You're thinking in seven-day cycles for some reason. You may have a specific use case for this, but I would consider it unusual to plan this way. As a general rule, Sprints are based on single teams, and a team usually plans around 40 hours per person during each week, and five business days per team.
So, if you're planning one-week Sprints, you could start on a Monday, end on a Friday, and then start again on the following Monday. This is a typical cadence, and certainly the most common.
Scrum teams that don't decouple delivery from deployment might prefer not to deliver on a Friday, because in such shops there may be no one to tend production over the weekend immediately after new features have been rolled out. In that case, they may prefer to deliver earlier in the work week. This gives newly deployed code a couple of days of "burn in" before everyone leaves for the weekend.
In this type of cadence, starting each Sprint on Wednesday and ending on the following Tuesday (along with the associated deployment) leaves three business days for burn-in and urgent bug fixes. You could also start on Thursday and end on Wednesday, or (for teams that only allocate half a day each for planning and review/retrospective ceremonies) start and end on the same day each week.
The Whole Thing is an Anti-Pattern
In case it isn't obvious, all the atypical cadences above are really anti-patterns. They are trying to work around defects in staffing, planning, process, tooling, or organizational politics by routing around the problem rather than resolving it.
Truly agile teams should decouple delivery from deployment, and the Definition of Done should include sufficient quality assurance and continuous integration testing to assure that breaking changes aren't likely to make it into production. If these things are done properly, there's no reason to have weekly Sprints that are out of sync with the Development Team's work week.

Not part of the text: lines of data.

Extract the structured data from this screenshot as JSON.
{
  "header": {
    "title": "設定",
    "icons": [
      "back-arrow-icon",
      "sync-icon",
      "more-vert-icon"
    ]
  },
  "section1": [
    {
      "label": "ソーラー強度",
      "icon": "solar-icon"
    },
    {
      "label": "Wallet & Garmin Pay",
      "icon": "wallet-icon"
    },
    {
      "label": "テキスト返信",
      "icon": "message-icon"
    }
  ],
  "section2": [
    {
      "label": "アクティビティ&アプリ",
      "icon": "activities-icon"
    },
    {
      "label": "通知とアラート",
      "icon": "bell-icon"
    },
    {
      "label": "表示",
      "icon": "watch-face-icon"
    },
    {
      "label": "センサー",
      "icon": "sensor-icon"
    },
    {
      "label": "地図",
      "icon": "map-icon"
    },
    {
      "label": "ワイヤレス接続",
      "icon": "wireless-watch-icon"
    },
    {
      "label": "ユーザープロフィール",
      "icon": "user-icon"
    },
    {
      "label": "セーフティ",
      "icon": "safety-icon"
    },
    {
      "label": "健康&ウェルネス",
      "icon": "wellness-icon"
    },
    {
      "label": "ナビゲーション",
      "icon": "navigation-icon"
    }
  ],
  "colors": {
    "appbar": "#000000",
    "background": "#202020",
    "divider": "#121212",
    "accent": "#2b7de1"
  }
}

In close to two decades of agile implementations, I have yet to see this type of delivery cycle serve any purpose other than to cover up an X/Y problem of some sort. If you think you have to do it, then the organization is probably less agile than it imagines itself to be.
If you must do it, then adjust your delivery dates to fit somewhere within the middle of the work week where it is least likely to be disruptive to developer flow. As a singular example, delivering on a Monday is usually a spectacular failure for most teams that break for the weekend, although your mileage may certainly vary. Even when following an anti-pattern like mid-week delivery, it's usually best to optimize for flow and shorten Sprints to fit within a predictable weekly cycle.
The Scrum framework optimizes for predictability. Select odd or unpredictable Sprint lengths or unusual delivery cycles at your own peril.